Please state how many lines in the records contain the string "happen", with no words besides the number.

(Data records)
◇ ◇ ◇ ◇
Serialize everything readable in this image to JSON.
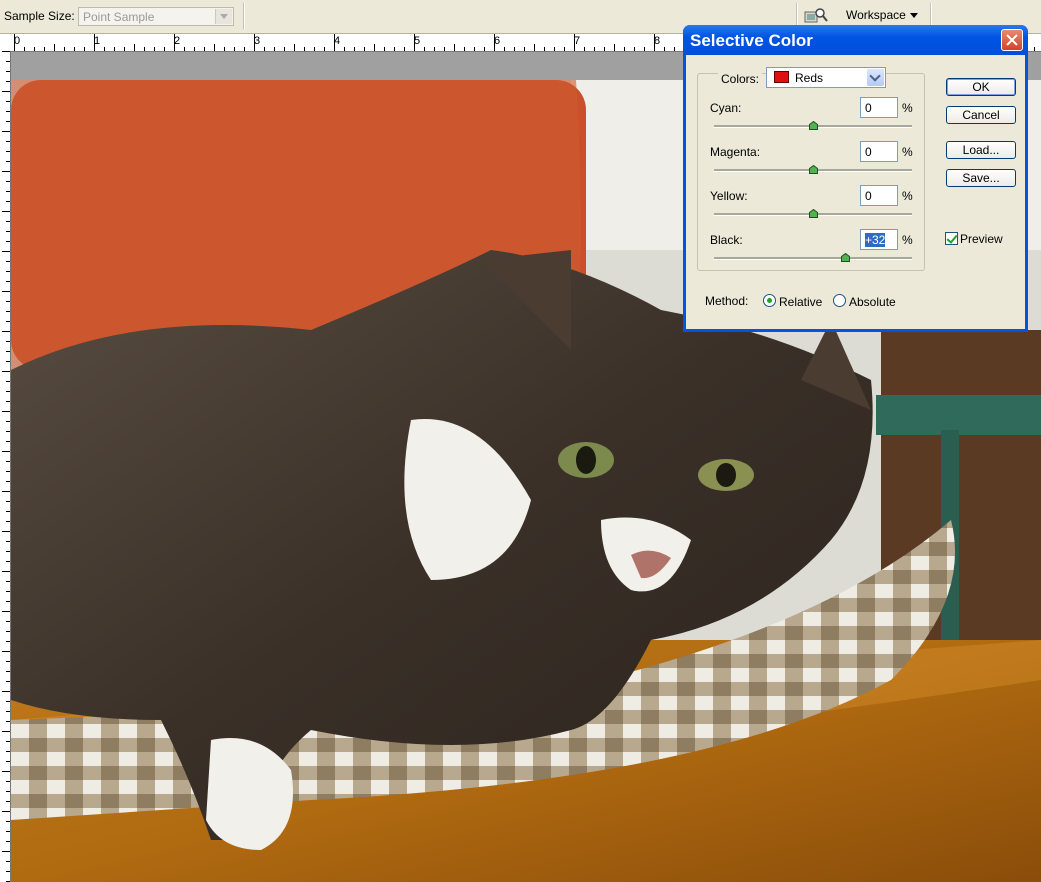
{
  "options_bar": {
    "sample_size_label": "Sample Size:",
    "sample_size_value": "Point Sample",
    "workspace_label": "Workspace"
  },
  "ruler": {
    "labels": [
      "0",
      "1",
      "2",
      "3",
      "4",
      "5",
      "6",
      "7",
      "8"
    ]
  },
  "dialog": {
    "title": "Selective Color",
    "colors_label": "Colors:",
    "colors_value": "Reds",
    "colors_swatch": "#e01010",
    "sliders": [
      {
        "label": "Cyan:",
        "value": "0",
        "unit": "%",
        "level": 0
      },
      {
        "label": "Magenta:",
        "value": "0",
        "unit": "%",
        "level": 0
      },
      {
        "label": "Yellow:",
        "value": "0",
        "unit": "%",
        "level": 0
      },
      {
        "label": "Black:",
        "value": "+32",
        "unit": "%",
        "level": 32
      }
    ],
    "buttons": {
      "ok": "OK",
      "cancel": "Cancel",
      "load": "Load...",
      "save": "Save..."
    },
    "preview_label": "Preview",
    "preview_checked": true,
    "method_label": "Method:",
    "method_options": [
      "Relative",
      "Absolute"
    ],
    "method_selected": "Relative"
  }
}
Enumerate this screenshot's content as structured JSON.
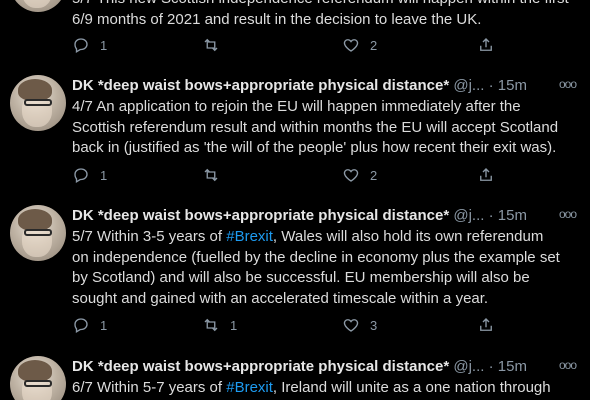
{
  "tweets": [
    {
      "name": "",
      "handle": "",
      "time": "",
      "text_lines": [
        "5/7 This new Scottish independence referendum will happen within the first",
        "6/9 months of 2021 and result in the decision to leave the UK."
      ],
      "replies": "1",
      "retweets": "",
      "likes": "2"
    },
    {
      "name": "DK *deep waist bows+appropriate physical distance*",
      "handle": "@j...",
      "time": "· 15m",
      "text_lines": [
        "4/7 An application to rejoin the EU will happen immediately after the",
        "Scottish referendum result and within months the EU will accept Scotland",
        "back in (justified as 'the will of the people' plus how recent their exit was)."
      ],
      "replies": "1",
      "retweets": "",
      "likes": "2"
    },
    {
      "name": "DK *deep waist bows+appropriate physical distance*",
      "handle": "@j...",
      "time": "· 15m",
      "text_lines_pre": "5/7 Within 3-5 years of ",
      "hashtag": "#Brexit",
      "text_lines_post": ", Wales will also hold its own referendum",
      "text_lines": [
        "on independence (fuelled by the decline in economy plus the example set",
        "by Scotland) and will also be successful. EU membership will also be",
        "sought and gained with an accelerated timescale within a year."
      ],
      "replies": "1",
      "retweets": "1",
      "likes": "3"
    },
    {
      "name": "DK *deep waist bows+appropriate physical distance*",
      "handle": "@j...",
      "time": "· 15m",
      "text_lines_pre": "6/7 Within 5-7 years of ",
      "hashtag": "#Brexit",
      "text_lines_post": ", Ireland will unite as a one nation through",
      "text_lines": [],
      "replies": "",
      "retweets": "",
      "likes": ""
    }
  ],
  "more_glyph": "ooo",
  "colors": {
    "background": "#000000",
    "hashtag": "#1d9bf0",
    "muted": "#8b98a5"
  }
}
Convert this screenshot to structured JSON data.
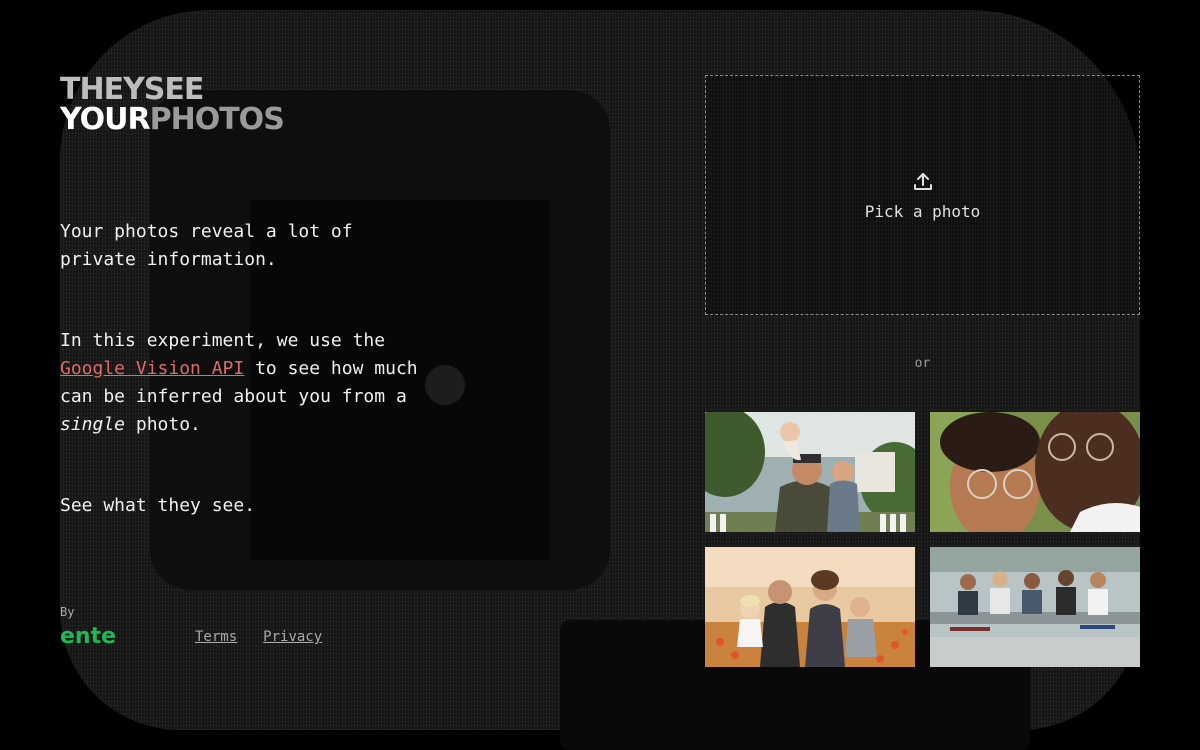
{
  "logo": {
    "line1": "THEYSEE",
    "line2a": "YOUR",
    "line2b": "PHOTOS"
  },
  "intro": {
    "p1": "Your photos reveal a lot of private information.",
    "p2_before": "In this experiment, we use the ",
    "p2_link": "Google Vision API",
    "p2_after": " to see how much can be inferred about you from a ",
    "p2_em": "single",
    "p2_end": " photo.",
    "p3": "See what they see."
  },
  "footer": {
    "by": "By",
    "brand": "ente",
    "terms": "Terms",
    "privacy": "Privacy"
  },
  "upload": {
    "label": "Pick a photo",
    "icon": "upload-icon"
  },
  "or_text": "or",
  "samples": [
    "family-on-shoulders",
    "couple-closeup",
    "family-in-field",
    "group-skateboards"
  ],
  "colors": {
    "accent_link": "#e06a6a",
    "brand": "#1db954",
    "background": "#000000"
  }
}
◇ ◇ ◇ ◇
Exercise solution: 2